Professor Suk Bong Hong is the First Asian Scientist to Win the Breck Award
[Professor Hong wins the Breck award, considered the Nobel Prize of zeolite, at the 20th International Zeolite Conference on July 7]
The Breck Award announced Professor Suk Bong Hong of the Division of Environmental Science and Engineering at POSTECH as the individual winner of the Breck Award at the 20th International Zeolite Conference (IZC) held in Valencia, Spain on July 7, 2022.
The award is known as the Nobel Prize of zeolite*1 and Professor Hong is the first individual winner from Asia. It is worth noting that Professor Hong received the award as an individual 18 years after Professor Avelino Corma Canos from University of Valencia, a leading candidate for the Nobel Prize in Chemistry, won the award in 2004.
Professor Hong was also appointed as the next chairman of the nominating committee for the Breck Award at the conference for the first time in Asia.
Professor Suk Bong Hong received his Ph.D. degree from Virginia Tech and worked at Caltech and KIST before joining the POSTECH faculty in 2007. He has been publishing groundbreaking research findings using novel concepts of synthesizing zeolites, such as the multiple inorganic cation approach and excess fluoride approach.
Professor Hong also received structure codes from the structure commission of the International Zeolite Association (IZA) for discovering 11 new structures, making significant contributions to applied research areas such as the development of zeolite-based catalysts for denitrification and the separation of carbon dioxide. Furthermore, he is recognized for leading academic development by publishing approximately 250 research studies including two in Nature and one in Science, as well as presenting nearly 50 patents.
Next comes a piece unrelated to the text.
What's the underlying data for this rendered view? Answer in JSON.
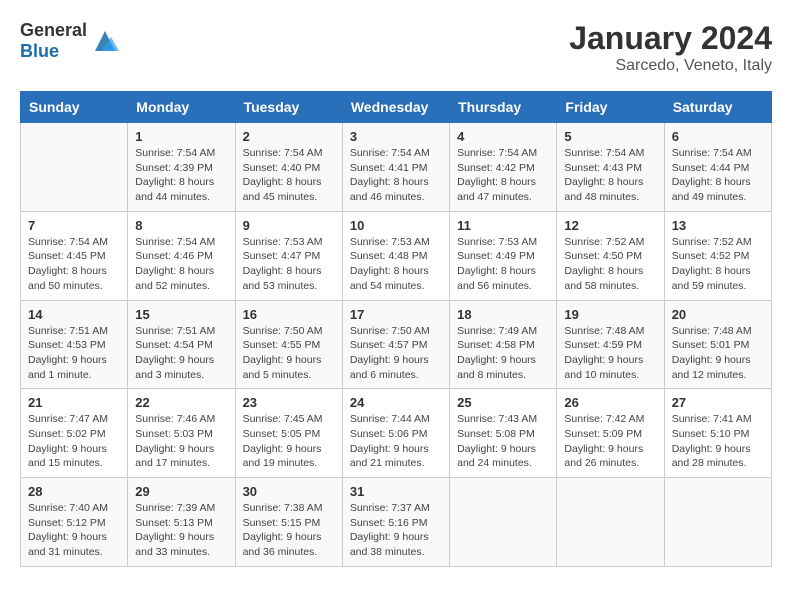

The Breck Award was established in 1983 to honor Donald W. Breck, a pioneering researcher in zeolite synthesis, who contributed to the founding of the International Zeolite Association. The award is presented every three years to an individual or group around the world who have made significant contributions to nanoporous materials.
Hydrous silicate minerals containing sodium and aluminum